### WHAT IS EXPECTED
Copy the entries below word for word, but omit any pictures they contain.
*** INFORMATION SUPPLIED ***
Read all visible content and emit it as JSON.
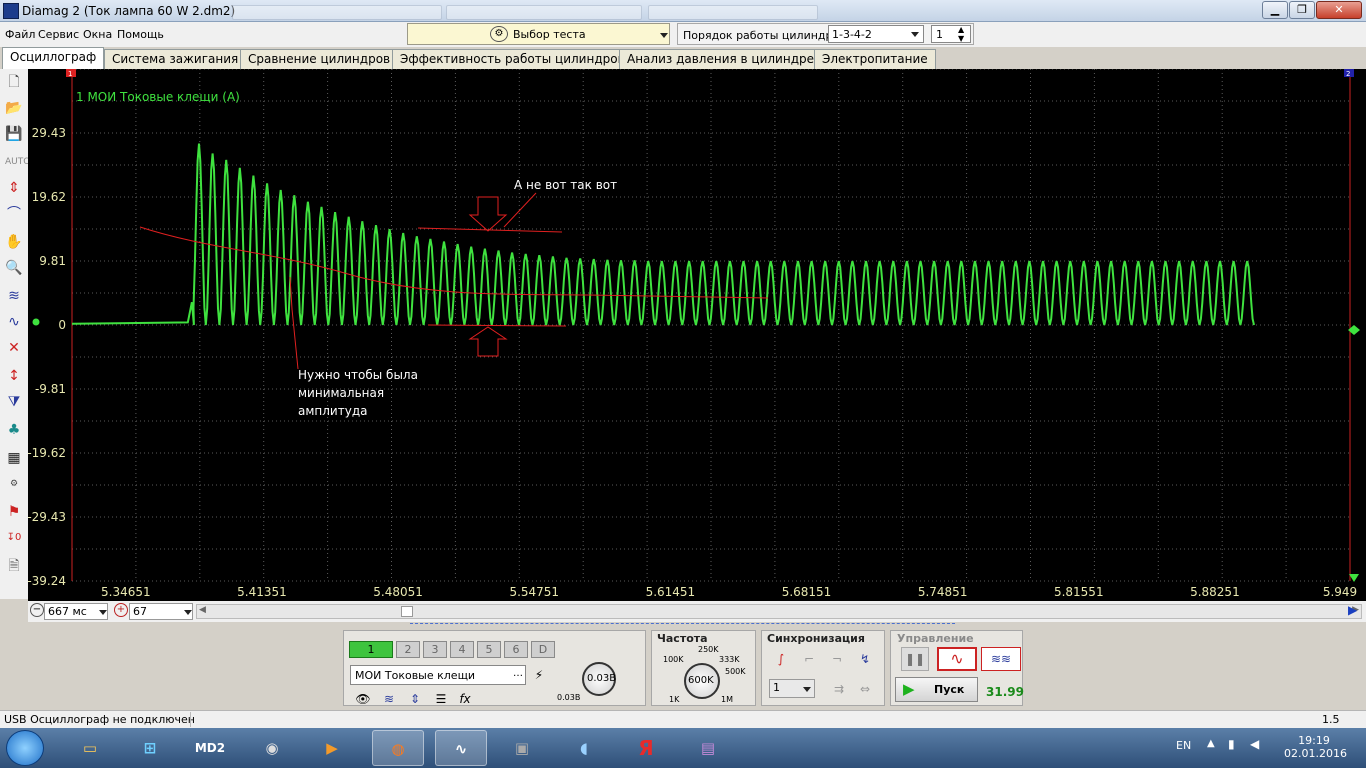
{
  "window": {
    "title": "Diamag 2 (Ток лампа 60 W 2.dm2)"
  },
  "menu": [
    "Файл",
    "Сервис",
    "Окна",
    "Помощь"
  ],
  "toolbar": {
    "test_select": "Выбор теста",
    "cyl_order_label": "Порядок работы цилиндров",
    "cyl_order_value": "1-3-4-2",
    "cyl_number": "1"
  },
  "tabs": [
    "Осциллограф",
    "Система зажигания",
    "Сравнение цилиндров",
    "Эффективность работы цилиндров",
    "Анализ давления в цилиндре",
    "Электропитание"
  ],
  "active_tab": 0,
  "plot": {
    "channel_label": "1 МОИ Токовые клещи  (A)",
    "y_ticks": [
      "29.43",
      "19.62",
      "9.81",
      "0",
      "-9.81",
      "-19.62",
      "-29.43",
      "-39.24"
    ],
    "x_ticks": [
      "5.34651",
      "5.41351",
      "5.48051",
      "5.54751",
      "5.61451",
      "5.68151",
      "5.74851",
      "5.81551",
      "5.88251",
      "5.949"
    ],
    "annotation_top": "А не вот так вот",
    "annotation_bottom": [
      "Нужно чтобы была",
      "минимальная",
      "амплитуда"
    ],
    "marker_left": "1",
    "marker_right": "2",
    "colors": {
      "trace": "#3fe23f",
      "annotation": "#e02020",
      "grid": "#5a5a5a"
    }
  },
  "chart_data": {
    "type": "line",
    "title": "",
    "ylabel": "1 МОИ Токовые клещи  (A)",
    "xlabel": "",
    "xlim": [
      5.32,
      5.949
    ],
    "ylim": [
      -39.24,
      39.24
    ],
    "grid": true,
    "series": [
      {
        "name": "1 МОИ Токовые клещи  (A)",
        "x_start": 5.38,
        "period": 0.0067,
        "peak_x": [
          5.3825,
          5.3892,
          5.3959,
          5.4026,
          5.4093,
          5.416,
          5.4227,
          5.4294,
          5.4361,
          5.4428,
          5.4495,
          5.4562,
          5.4629,
          5.4696,
          5.4763,
          5.483,
          5.4897,
          5.4964,
          5.5031,
          5.5098,
          5.5165,
          5.5232,
          5.5299,
          5.5366,
          5.5433,
          5.55,
          5.5567,
          5.5634,
          5.5701,
          5.5768,
          5.5835,
          5.5902,
          5.5969,
          5.6036,
          5.6103,
          5.617,
          5.6237,
          5.6304,
          5.6371,
          5.6438,
          5.6505,
          5.6572,
          5.6639,
          5.6706,
          5.6773,
          5.684,
          5.6907,
          5.6974,
          5.7041,
          5.7108,
          5.7175,
          5.7242,
          5.7309,
          5.7376,
          5.7443,
          5.751,
          5.7577,
          5.7644,
          5.7711,
          5.7778,
          5.7845,
          5.7912,
          5.7979,
          5.8046,
          5.8113,
          5.818,
          5.8247,
          5.8314,
          5.8381,
          5.8448,
          5.8515,
          5.8582,
          5.8649,
          5.8716,
          5.8783,
          5.885,
          5.8917,
          5.8984
        ],
        "peak_y": [
          27.8,
          26.3,
          25.3,
          24.1,
          22.9,
          21.7,
          20.7,
          19.9,
          18.9,
          18.1,
          17.3,
          16.6,
          15.9,
          15.3,
          14.7,
          14.1,
          13.6,
          13.2,
          12.8,
          12.4,
          12.0,
          11.7,
          11.4,
          11.1,
          10.9,
          10.7,
          10.5,
          10.3,
          10.2,
          10.1,
          10.0,
          9.9,
          9.9,
          9.8,
          9.8,
          9.8,
          9.8,
          9.8,
          9.8,
          9.8,
          9.8,
          9.8,
          9.8,
          9.8,
          9.8,
          9.8,
          9.8,
          9.8,
          9.8,
          9.8,
          9.8,
          9.8,
          9.8,
          9.8,
          9.8,
          9.8,
          9.8,
          9.8,
          9.8,
          9.8,
          9.8,
          9.8,
          9.8,
          9.8,
          9.8,
          9.8,
          9.8,
          9.8,
          9.8,
          9.8,
          9.8,
          9.8,
          9.8,
          9.8,
          9.8,
          9.8,
          9.8,
          9.8
        ],
        "trough_y": 0
      }
    ],
    "annotations": [
      {
        "text": "А не вот так вот",
        "x": 5.5,
        "y": 21.5
      },
      {
        "text": "Нужно чтобы была минимальная амплитуда",
        "x": 5.405,
        "y": -8.5
      }
    ]
  },
  "timebase": {
    "left_value": "667 мс",
    "right_value": "67"
  },
  "channels": {
    "buttons": [
      "1",
      "2",
      "3",
      "4",
      "5",
      "6",
      "D"
    ],
    "active": "1",
    "sensor": "МОИ Токовые клещи",
    "volts": "0.03В",
    "volts_small": "0.03В"
  },
  "frequency": {
    "title": "Частота",
    "labels": [
      "100K",
      "250K",
      "333K",
      "500K",
      "1K",
      "1M"
    ],
    "value": "600K"
  },
  "sync": {
    "title": "Синхронизация",
    "channel": "1"
  },
  "control": {
    "title": "Управление",
    "start": "Пуск",
    "fps": "31.99"
  },
  "status": {
    "text": "USB Осциллограф не подключен",
    "scale": "1.5"
  },
  "taskbar": {
    "lang": "EN",
    "time": "19:19",
    "date": "02.01.2016"
  }
}
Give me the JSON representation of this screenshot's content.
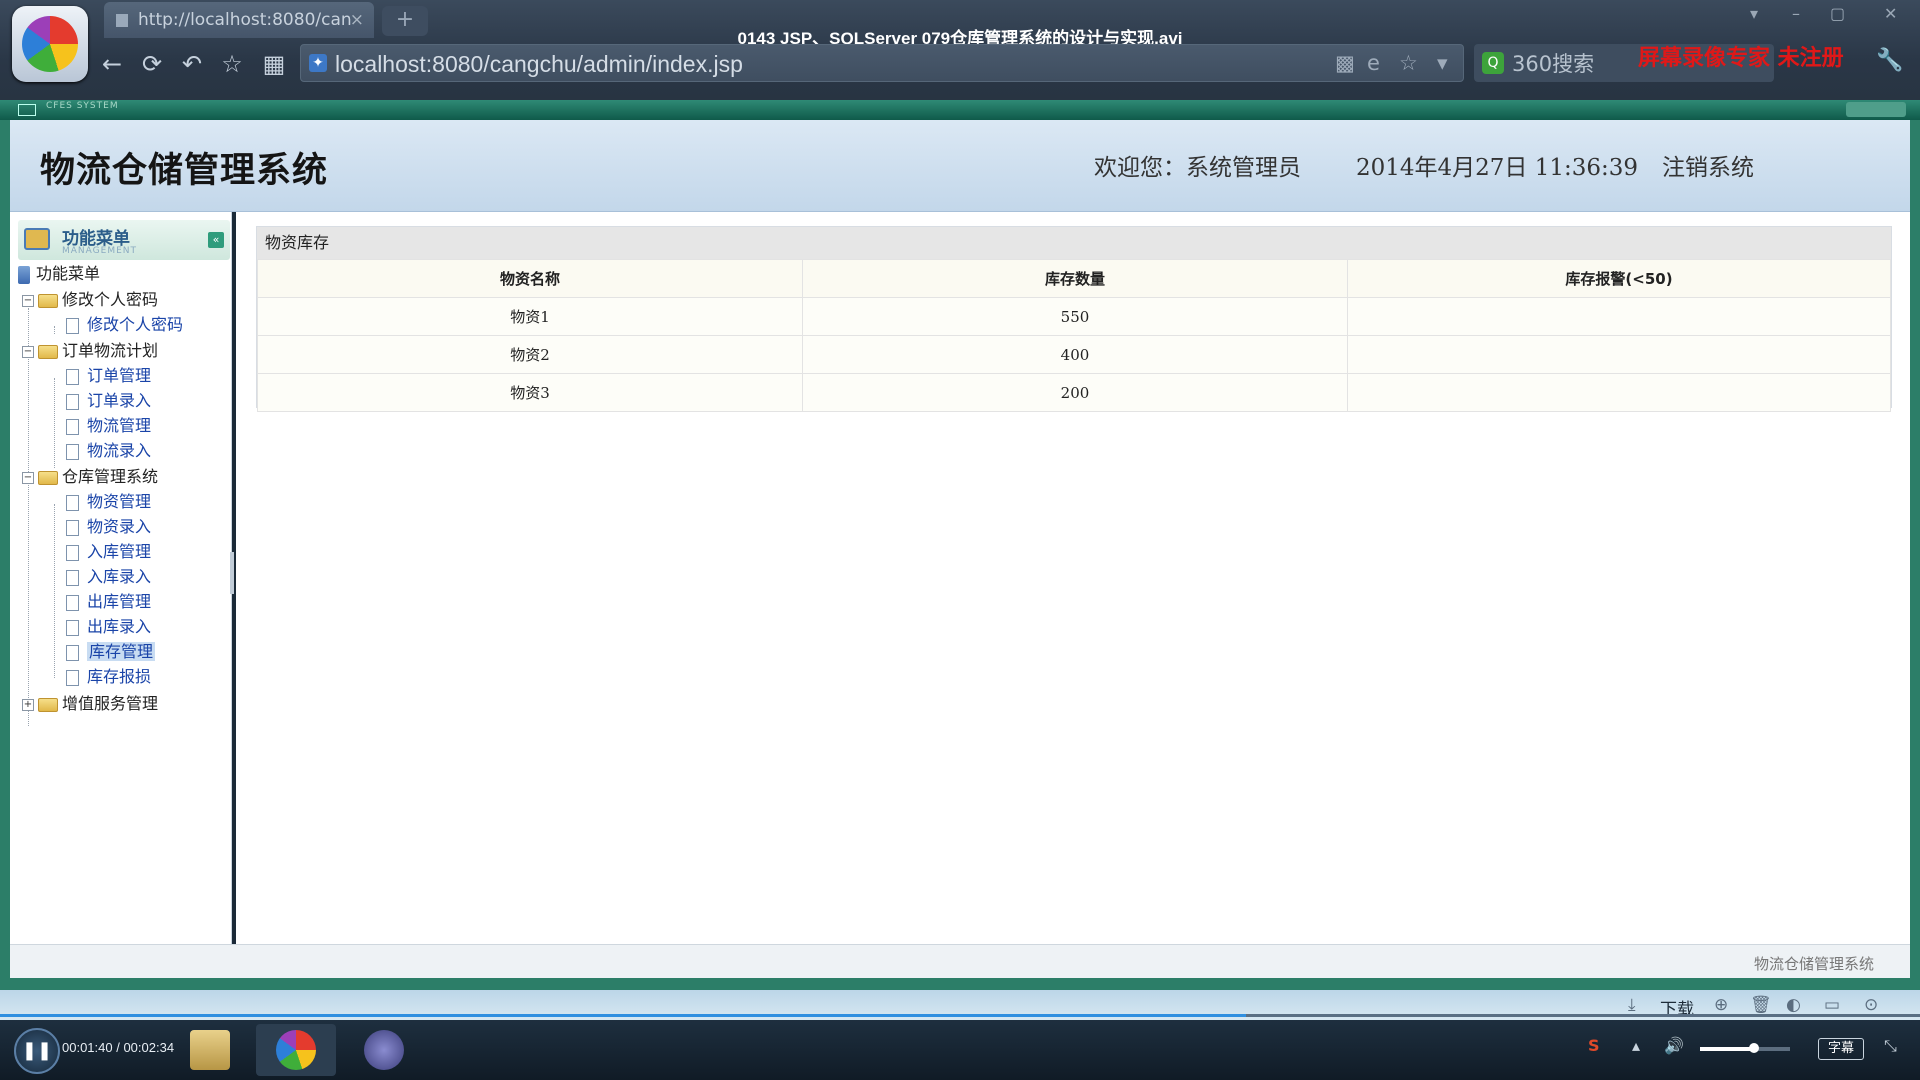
{
  "browser": {
    "tab_title": "http://localhost:8080/can",
    "tab_close": "×",
    "new_tab": "+",
    "url": "localhost:8080/cangchu/admin/index.jsp",
    "search_text": "360搜索",
    "nav": {
      "back": "←",
      "reload": "⟳",
      "undo": "↶",
      "favorite": "☆",
      "apps": "▦"
    }
  },
  "video": {
    "title": "0143 JSP、SQLServer 079仓库管理系统的设计与实现.avi",
    "watermark": "屏幕录像专家 未注册",
    "time": "00:01:40 / 00:02:34",
    "progress": 0.649,
    "volume": 0.6,
    "download_label": "下载",
    "subtitle_label": "字幕",
    "pause_symbol": "❚❚"
  },
  "frame": {
    "brand": "CFES SYSTEM"
  },
  "header": {
    "title": "物流仓储管理系统",
    "welcome": "欢迎您：系统管理员",
    "datetime": "2014年4月27日 11:36:39",
    "logout": "注销系统"
  },
  "sidebar": {
    "head_title": "功能菜单",
    "head_sub": "MANAGEMENT",
    "root": "功能菜单",
    "groups": [
      {
        "label": "修改个人密码",
        "expanded": true,
        "items": [
          "修改个人密码"
        ]
      },
      {
        "label": "订单物流计划",
        "expanded": true,
        "items": [
          "订单管理",
          "订单录入",
          "物流管理",
          "物流录入"
        ]
      },
      {
        "label": "仓库管理系统",
        "expanded": true,
        "items": [
          "物资管理",
          "物资录入",
          "入库管理",
          "入库录入",
          "出库管理",
          "出库录入",
          "库存管理",
          "库存报损"
        ]
      },
      {
        "label": "增值服务管理",
        "expanded": false,
        "items": []
      }
    ],
    "selected": "库存管理"
  },
  "main": {
    "panel_title": "物资库存",
    "columns": [
      "物资名称",
      "库存数量",
      "库存报警(<50)"
    ],
    "rows": [
      [
        "物资1",
        "550",
        ""
      ],
      [
        "物资2",
        "400",
        ""
      ],
      [
        "物资3",
        "200",
        ""
      ]
    ]
  },
  "statusbar": {
    "text": "物流仓储管理系统"
  }
}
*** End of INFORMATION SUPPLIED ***
### OUTPUT OF THE EXERCISE
Read all visible content and emit it as JSON.
{
  "window": {
    "title": "Diamag 2 (Ток лампа 60 W 2.dm2)"
  },
  "menu": [
    "Файл",
    "Сервис",
    "Окна",
    "Помощь"
  ],
  "toolbar": {
    "test_select": "Выбор теста",
    "cyl_order_label": "Порядок работы цилиндров",
    "cyl_order_value": "1-3-4-2",
    "cyl_number": "1"
  },
  "tabs": [
    "Осциллограф",
    "Система зажигания",
    "Сравнение цилиндров",
    "Эффективность работы цилиндров",
    "Анализ давления в цилиндре",
    "Электропитание"
  ],
  "active_tab": 0,
  "plot": {
    "channel_label": "1 МОИ Токовые клещи  (A)",
    "y_ticks": [
      "29.43",
      "19.62",
      "9.81",
      "0",
      "-9.81",
      "-19.62",
      "-29.43",
      "-39.24"
    ],
    "x_ticks": [
      "5.34651",
      "5.41351",
      "5.48051",
      "5.54751",
      "5.61451",
      "5.68151",
      "5.74851",
      "5.81551",
      "5.88251",
      "5.949"
    ],
    "annotation_top": "А не вот так вот",
    "annotation_bottom": [
      "Нужно чтобы была",
      "минимальная",
      "амплитуда"
    ],
    "marker_left": "1",
    "marker_right": "2",
    "colors": {
      "trace": "#3fe23f",
      "annotation": "#e02020",
      "grid": "#5a5a5a"
    }
  },
  "chart_data": {
    "type": "line",
    "title": "",
    "ylabel": "1 МОИ Токовые клещи  (A)",
    "xlabel": "",
    "xlim": [
      5.32,
      5.949
    ],
    "ylim": [
      -39.24,
      39.24
    ],
    "grid": true,
    "series": [
      {
        "name": "1 МОИ Токовые клещи  (A)",
        "x_start": 5.38,
        "period": 0.0067,
        "peak_x": [
          5.3825,
          5.3892,
          5.3959,
          5.4026,
          5.4093,
          5.416,
          5.4227,
          5.4294,
          5.4361,
          5.4428,
          5.4495,
          5.4562,
          5.4629,
          5.4696,
          5.4763,
          5.483,
          5.4897,
          5.4964,
          5.5031,
          5.5098,
          5.5165,
          5.5232,
          5.5299,
          5.5366,
          5.5433,
          5.55,
          5.5567,
          5.5634,
          5.5701,
          5.5768,
          5.5835,
          5.5902,
          5.5969,
          5.6036,
          5.6103,
          5.617,
          5.6237,
          5.6304,
          5.6371,
          5.6438,
          5.6505,
          5.6572,
          5.6639,
          5.6706,
          5.6773,
          5.684,
          5.6907,
          5.6974,
          5.7041,
          5.7108,
          5.7175,
          5.7242,
          5.7309,
          5.7376,
          5.7443,
          5.751,
          5.7577,
          5.7644,
          5.7711,
          5.7778,
          5.7845,
          5.7912,
          5.7979,
          5.8046,
          5.8113,
          5.818,
          5.8247,
          5.8314,
          5.8381,
          5.8448,
          5.8515,
          5.8582,
          5.8649,
          5.8716,
          5.8783,
          5.885,
          5.8917,
          5.8984
        ],
        "peak_y": [
          27.8,
          26.3,
          25.3,
          24.1,
          22.9,
          21.7,
          20.7,
          19.9,
          18.9,
          18.1,
          17.3,
          16.6,
          15.9,
          15.3,
          14.7,
          14.1,
          13.6,
          13.2,
          12.8,
          12.4,
          12.0,
          11.7,
          11.4,
          11.1,
          10.9,
          10.7,
          10.5,
          10.3,
          10.2,
          10.1,
          10.0,
          9.9,
          9.9,
          9.8,
          9.8,
          9.8,
          9.8,
          9.8,
          9.8,
          9.8,
          9.8,
          9.8,
          9.8,
          9.8,
          9.8,
          9.8,
          9.8,
          9.8,
          9.8,
          9.8,
          9.8,
          9.8,
          9.8,
          9.8,
          9.8,
          9.8,
          9.8,
          9.8,
          9.8,
          9.8,
          9.8,
          9.8,
          9.8,
          9.8,
          9.8,
          9.8,
          9.8,
          9.8,
          9.8,
          9.8,
          9.8,
          9.8,
          9.8,
          9.8,
          9.8,
          9.8,
          9.8,
          9.8
        ],
        "trough_y": 0
      }
    ],
    "annotations": [
      {
        "text": "А не вот так вот",
        "x": 5.5,
        "y": 21.5
      },
      {
        "text": "Нужно чтобы была минимальная амплитуда",
        "x": 5.405,
        "y": -8.5
      }
    ]
  },
  "timebase": {
    "left_value": "667 мс",
    "right_value": "67"
  },
  "channels": {
    "buttons": [
      "1",
      "2",
      "3",
      "4",
      "5",
      "6",
      "D"
    ],
    "active": "1",
    "sensor": "МОИ Токовые клещи",
    "volts": "0.03В",
    "volts_small": "0.03В"
  },
  "frequency": {
    "title": "Частота",
    "labels": [
      "100K",
      "250K",
      "333K",
      "500K",
      "1K",
      "1M"
    ],
    "value": "600K"
  },
  "sync": {
    "title": "Синхронизация",
    "channel": "1"
  },
  "control": {
    "title": "Управление",
    "start": "Пуск",
    "fps": "31.99"
  },
  "status": {
    "text": "USB Осциллограф не подключен",
    "scale": "1.5"
  },
  "taskbar": {
    "lang": "EN",
    "time": "19:19",
    "date": "02.01.2016"
  }
}
Give me the JSON representation of this screenshot's content.
{
  "browser": {
    "tab_title": "http://localhost:8080/can",
    "tab_close": "×",
    "new_tab": "+",
    "url": "localhost:8080/cangchu/admin/index.jsp",
    "search_text": "360搜索",
    "nav": {
      "back": "←",
      "reload": "⟳",
      "undo": "↶",
      "favorite": "☆",
      "apps": "▦"
    }
  },
  "video": {
    "title": "0143 JSP、SQLServer 079仓库管理系统的设计与实现.avi",
    "watermark": "屏幕录像专家 未注册",
    "time": "00:01:40 / 00:02:34",
    "progress": 0.649,
    "volume": 0.6,
    "download_label": "下载",
    "subtitle_label": "字幕",
    "pause_symbol": "❚❚"
  },
  "frame": {
    "brand": "CFES SYSTEM"
  },
  "header": {
    "title": "物流仓储管理系统",
    "welcome": "欢迎您：系统管理员",
    "datetime": "2014年4月27日 11:36:39",
    "logout": "注销系统"
  },
  "sidebar": {
    "head_title": "功能菜单",
    "head_sub": "MANAGEMENT",
    "root": "功能菜单",
    "groups": [
      {
        "label": "修改个人密码",
        "expanded": true,
        "items": [
          "修改个人密码"
        ]
      },
      {
        "label": "订单物流计划",
        "expanded": true,
        "items": [
          "订单管理",
          "订单录入",
          "物流管理",
          "物流录入"
        ]
      },
      {
        "label": "仓库管理系统",
        "expanded": true,
        "items": [
          "物资管理",
          "物资录入",
          "入库管理",
          "入库录入",
          "出库管理",
          "出库录入",
          "库存管理",
          "库存报损"
        ]
      },
      {
        "label": "增值服务管理",
        "expanded": false,
        "items": []
      }
    ],
    "selected": "库存管理"
  },
  "main": {
    "panel_title": "物资库存",
    "columns": [
      "物资名称",
      "库存数量",
      "库存报警(<50)"
    ],
    "rows": [
      [
        "物资1",
        "550",
        ""
      ],
      [
        "物资2",
        "400",
        ""
      ],
      [
        "物资3",
        "200",
        ""
      ]
    ]
  },
  "statusbar": {
    "text": "物流仓储管理系统"
  }
}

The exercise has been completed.